The shape, size and density of the vasculature is intimately linked to the metabolic demands of the tissues it serves. Newly formed vessel networks, therefore, need to remodel to adjust vessel architecture to organ function (Potente et al., 2011). In contrast to the extensive literature on how vessels sprout, branch and elongate, very little is known about the molecular determinants of vascular remodelling. A central goal of our laboratory is to uncover transcriptional regulators that drive this remodelling process in normal and disease conditions.

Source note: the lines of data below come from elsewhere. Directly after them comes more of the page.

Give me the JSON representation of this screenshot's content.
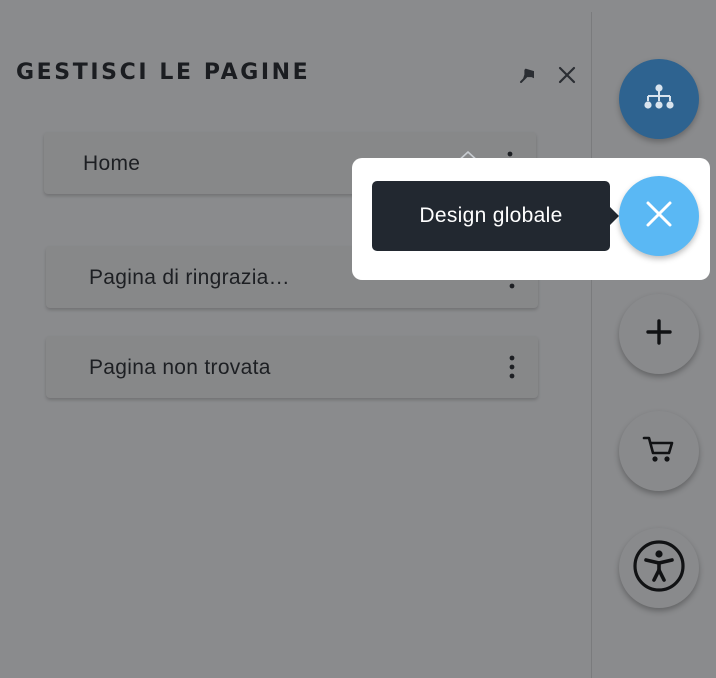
{
  "panel": {
    "title": "GESTISCI LE PAGINE",
    "icons": {
      "pin": "pin-icon",
      "close": "close-icon"
    }
  },
  "pages": [
    {
      "label": "Home",
      "is_home": true
    },
    {
      "label": "Pagina di ringrazia…",
      "is_home": false
    },
    {
      "label": "Pagina non trovata",
      "is_home": false
    }
  ],
  "tooltip": {
    "label": "Design globale"
  },
  "rail": {
    "buttons": [
      {
        "name": "sitemap",
        "icon": "sitemap-icon"
      },
      {
        "name": "global-design",
        "icon": "close-x-icon"
      },
      {
        "name": "add",
        "icon": "plus-icon"
      },
      {
        "name": "store",
        "icon": "cart-icon"
      },
      {
        "name": "accessibility",
        "icon": "accessibility-icon"
      }
    ]
  },
  "colors": {
    "overlay_grey": "#8a8b8d",
    "sitemap_button": "#2e6390",
    "active_button": "#5ab8f4",
    "tooltip_bg": "#222830",
    "spotlight": "#ffffff"
  }
}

A hallmark of remodelling is vascular pruning through selected branch regression. Blood flow is a critical parameter that determines whether a vessel persists or regresses (Potente et al., 2011). However, the molecular mechanisms that determine whether a branch is selected for regression remain poorly understood. Another critical step of vascular remodelling is the transition from a small capillary-like vessel, with only few ECs, into larger tubes with many ECs. This increase in vessel size (diameter) is critical for tissue perfusion as it enables adequate flow towards the peripheral capillary bed. Not surprisingly, EC proliferation is a crucial determinant of such circumferential expansion and defects in the proliferative capacity of ECs can have striking effects on vessel size. Though a number of signalling molecules have been implicated in governing endothelial proliferation, little is known about endogenous mechanisms that sense vessel size or provide information about cell density in the endothelial lining. It is also unclear how such “tissue-size checkpoints” are regulated, and relay needs for vessel expansion or regression to the endothelium.
Guarani, V., Deflorian, G., Franco, C.A., Kruger, M., Phng, L.K., Bentley, K., Toussaint, L., Dequiedt, F., Mostoslavsky, R., Schmidt, M.H., et al. (2011). Acetylation-dependent regulation of endothelial Notch signalling by the SIRT1 deacetylase. Nature 473, 234-238.
Potente, M., Ghaeni, L., Baldessari, D., Mostoslavsky, R., Rossig, L., Dequiedt, F., Haendeler, J., Mione, M., Dejana, E., Alt, F.W., et al. (2007). SIRT1 controls endothelial angiogenic functions during vascular growth. Genes & Development 21, 2644-2658.
Potente, M., Urbich, C., Sasaki, K., Hofmann, W.K., Heeschen, C., Aicher, A., Kollipara, R., DePinho, R.A., Zeiher, A.M., and Dimmeler, S. (2005). Involvement of Foxo transcription factors in angiogenesis and postnatal neovascularization. The Journal of Clinical Investigation 115, 2382-2392.